(Data about app and page elements)
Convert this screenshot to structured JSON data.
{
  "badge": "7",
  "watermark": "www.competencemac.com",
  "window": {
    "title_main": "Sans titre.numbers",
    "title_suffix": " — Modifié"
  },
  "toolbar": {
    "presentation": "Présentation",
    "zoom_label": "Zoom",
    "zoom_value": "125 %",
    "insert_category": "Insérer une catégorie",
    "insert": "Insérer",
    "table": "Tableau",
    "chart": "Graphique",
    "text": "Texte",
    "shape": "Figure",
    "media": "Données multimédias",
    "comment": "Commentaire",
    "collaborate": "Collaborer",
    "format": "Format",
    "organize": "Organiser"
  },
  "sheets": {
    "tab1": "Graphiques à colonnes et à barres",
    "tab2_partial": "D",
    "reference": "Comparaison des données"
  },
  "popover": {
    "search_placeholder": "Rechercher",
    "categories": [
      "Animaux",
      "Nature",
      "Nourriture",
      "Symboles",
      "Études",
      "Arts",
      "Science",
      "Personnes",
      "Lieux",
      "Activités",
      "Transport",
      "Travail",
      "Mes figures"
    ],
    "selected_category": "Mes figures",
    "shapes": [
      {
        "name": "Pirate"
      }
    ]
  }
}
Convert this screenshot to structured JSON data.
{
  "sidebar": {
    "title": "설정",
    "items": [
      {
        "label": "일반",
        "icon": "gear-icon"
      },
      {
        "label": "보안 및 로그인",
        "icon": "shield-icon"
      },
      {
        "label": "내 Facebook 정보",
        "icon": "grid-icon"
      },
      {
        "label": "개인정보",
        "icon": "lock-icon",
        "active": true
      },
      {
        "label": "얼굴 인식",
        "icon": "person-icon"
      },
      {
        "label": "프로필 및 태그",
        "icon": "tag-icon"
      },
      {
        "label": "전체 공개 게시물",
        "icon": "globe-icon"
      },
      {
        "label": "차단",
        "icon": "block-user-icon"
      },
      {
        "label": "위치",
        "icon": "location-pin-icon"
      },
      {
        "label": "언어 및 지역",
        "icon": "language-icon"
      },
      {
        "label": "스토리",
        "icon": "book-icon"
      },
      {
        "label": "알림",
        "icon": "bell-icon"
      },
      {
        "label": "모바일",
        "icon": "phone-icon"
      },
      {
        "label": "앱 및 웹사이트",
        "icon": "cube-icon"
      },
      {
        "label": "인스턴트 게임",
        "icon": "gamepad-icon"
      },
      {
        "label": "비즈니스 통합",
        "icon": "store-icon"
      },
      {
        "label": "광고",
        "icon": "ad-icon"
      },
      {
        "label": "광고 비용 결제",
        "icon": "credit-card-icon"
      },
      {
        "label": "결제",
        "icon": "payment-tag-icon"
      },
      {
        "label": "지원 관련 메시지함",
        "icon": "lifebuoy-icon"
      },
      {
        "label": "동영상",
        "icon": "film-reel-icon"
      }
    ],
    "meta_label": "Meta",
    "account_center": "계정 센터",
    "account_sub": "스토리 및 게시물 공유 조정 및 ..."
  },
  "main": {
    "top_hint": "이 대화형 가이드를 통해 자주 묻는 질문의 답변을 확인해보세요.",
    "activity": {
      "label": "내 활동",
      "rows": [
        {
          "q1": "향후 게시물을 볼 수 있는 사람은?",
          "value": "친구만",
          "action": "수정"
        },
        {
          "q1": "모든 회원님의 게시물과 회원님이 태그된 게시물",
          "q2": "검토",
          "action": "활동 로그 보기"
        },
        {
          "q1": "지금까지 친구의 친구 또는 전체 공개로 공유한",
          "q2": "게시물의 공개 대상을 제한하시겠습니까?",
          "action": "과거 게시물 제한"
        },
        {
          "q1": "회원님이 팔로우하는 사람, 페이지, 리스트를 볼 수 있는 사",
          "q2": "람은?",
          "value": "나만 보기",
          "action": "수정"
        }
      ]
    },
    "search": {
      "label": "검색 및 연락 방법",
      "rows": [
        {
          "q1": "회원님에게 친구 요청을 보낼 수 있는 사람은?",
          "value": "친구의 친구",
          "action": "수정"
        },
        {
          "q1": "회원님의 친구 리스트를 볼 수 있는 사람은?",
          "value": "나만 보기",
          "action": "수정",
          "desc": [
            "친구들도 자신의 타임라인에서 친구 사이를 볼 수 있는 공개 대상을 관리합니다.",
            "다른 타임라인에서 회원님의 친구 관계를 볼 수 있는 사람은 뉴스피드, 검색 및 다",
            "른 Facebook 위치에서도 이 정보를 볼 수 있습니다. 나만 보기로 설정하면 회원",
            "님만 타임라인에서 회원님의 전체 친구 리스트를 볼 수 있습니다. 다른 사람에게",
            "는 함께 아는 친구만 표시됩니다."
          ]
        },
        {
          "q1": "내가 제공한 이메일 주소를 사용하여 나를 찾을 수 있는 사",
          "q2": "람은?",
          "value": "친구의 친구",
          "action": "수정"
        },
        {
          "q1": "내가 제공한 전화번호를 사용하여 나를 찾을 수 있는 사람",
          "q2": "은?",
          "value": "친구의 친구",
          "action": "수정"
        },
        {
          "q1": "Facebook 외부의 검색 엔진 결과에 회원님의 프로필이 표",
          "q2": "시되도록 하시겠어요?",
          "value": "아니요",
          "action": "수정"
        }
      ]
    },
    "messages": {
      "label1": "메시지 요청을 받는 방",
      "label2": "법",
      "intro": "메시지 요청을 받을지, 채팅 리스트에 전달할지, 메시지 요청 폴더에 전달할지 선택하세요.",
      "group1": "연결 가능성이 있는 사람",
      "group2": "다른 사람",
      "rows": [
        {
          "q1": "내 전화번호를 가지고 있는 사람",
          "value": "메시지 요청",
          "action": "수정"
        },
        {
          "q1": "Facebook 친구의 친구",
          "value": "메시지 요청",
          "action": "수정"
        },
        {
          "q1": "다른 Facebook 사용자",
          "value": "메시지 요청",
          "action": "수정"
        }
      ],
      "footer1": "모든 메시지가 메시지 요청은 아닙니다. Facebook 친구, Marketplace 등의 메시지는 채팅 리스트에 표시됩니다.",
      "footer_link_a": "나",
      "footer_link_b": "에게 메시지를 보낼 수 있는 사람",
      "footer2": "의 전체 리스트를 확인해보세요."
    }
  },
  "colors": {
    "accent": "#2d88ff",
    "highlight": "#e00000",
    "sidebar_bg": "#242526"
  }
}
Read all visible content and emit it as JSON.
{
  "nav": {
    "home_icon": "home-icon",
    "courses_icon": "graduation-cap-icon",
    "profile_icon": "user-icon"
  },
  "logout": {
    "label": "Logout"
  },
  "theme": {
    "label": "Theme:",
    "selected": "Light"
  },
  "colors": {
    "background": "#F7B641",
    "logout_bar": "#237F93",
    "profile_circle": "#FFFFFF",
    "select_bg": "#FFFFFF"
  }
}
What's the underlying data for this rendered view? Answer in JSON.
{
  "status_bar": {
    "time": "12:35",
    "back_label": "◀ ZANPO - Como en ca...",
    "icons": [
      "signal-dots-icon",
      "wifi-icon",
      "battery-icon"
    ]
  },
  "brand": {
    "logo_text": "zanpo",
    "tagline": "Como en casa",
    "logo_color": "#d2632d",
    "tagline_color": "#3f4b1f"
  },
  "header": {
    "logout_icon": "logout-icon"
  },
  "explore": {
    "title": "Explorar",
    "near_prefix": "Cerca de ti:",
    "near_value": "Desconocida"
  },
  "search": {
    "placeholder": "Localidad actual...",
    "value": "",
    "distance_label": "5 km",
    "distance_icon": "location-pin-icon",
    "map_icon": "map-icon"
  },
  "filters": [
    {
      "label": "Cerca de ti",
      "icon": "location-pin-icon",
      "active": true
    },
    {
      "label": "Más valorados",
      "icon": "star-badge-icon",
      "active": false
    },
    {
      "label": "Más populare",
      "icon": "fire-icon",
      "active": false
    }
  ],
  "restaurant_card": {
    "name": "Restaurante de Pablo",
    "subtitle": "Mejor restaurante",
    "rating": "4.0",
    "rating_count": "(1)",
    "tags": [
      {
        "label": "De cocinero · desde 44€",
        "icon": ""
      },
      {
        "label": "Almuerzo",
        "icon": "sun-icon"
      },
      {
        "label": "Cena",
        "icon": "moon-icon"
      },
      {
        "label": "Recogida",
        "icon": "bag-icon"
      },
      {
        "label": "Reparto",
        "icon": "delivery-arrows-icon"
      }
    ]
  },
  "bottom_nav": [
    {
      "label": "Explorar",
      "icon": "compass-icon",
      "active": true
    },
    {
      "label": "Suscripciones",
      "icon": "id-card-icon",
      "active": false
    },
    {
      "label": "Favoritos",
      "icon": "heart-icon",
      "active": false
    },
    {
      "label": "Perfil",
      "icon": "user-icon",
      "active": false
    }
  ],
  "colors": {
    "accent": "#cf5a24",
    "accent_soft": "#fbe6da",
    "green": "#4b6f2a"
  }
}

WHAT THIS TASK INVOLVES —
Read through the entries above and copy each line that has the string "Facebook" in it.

TASK ANSWER —
        "label": "내 Facebook 정보",
            "른 Facebook 위치에서도 이 정보를 볼 수 있습니다. 나만 보기로 설정하면 회원",
          "q1": "Facebook 외부의 검색 엔진 결과에 회원님의 프로필이 표",
          "q1": "Facebook 친구의 친구",
          "q1": "다른 Facebook 사용자",
      "footer1": "모든 메시지가 메시지 요청은 아닙니다. Facebook 친구, Marketplace 등의 메시지는 채팅 리스트에 표시됩니다.",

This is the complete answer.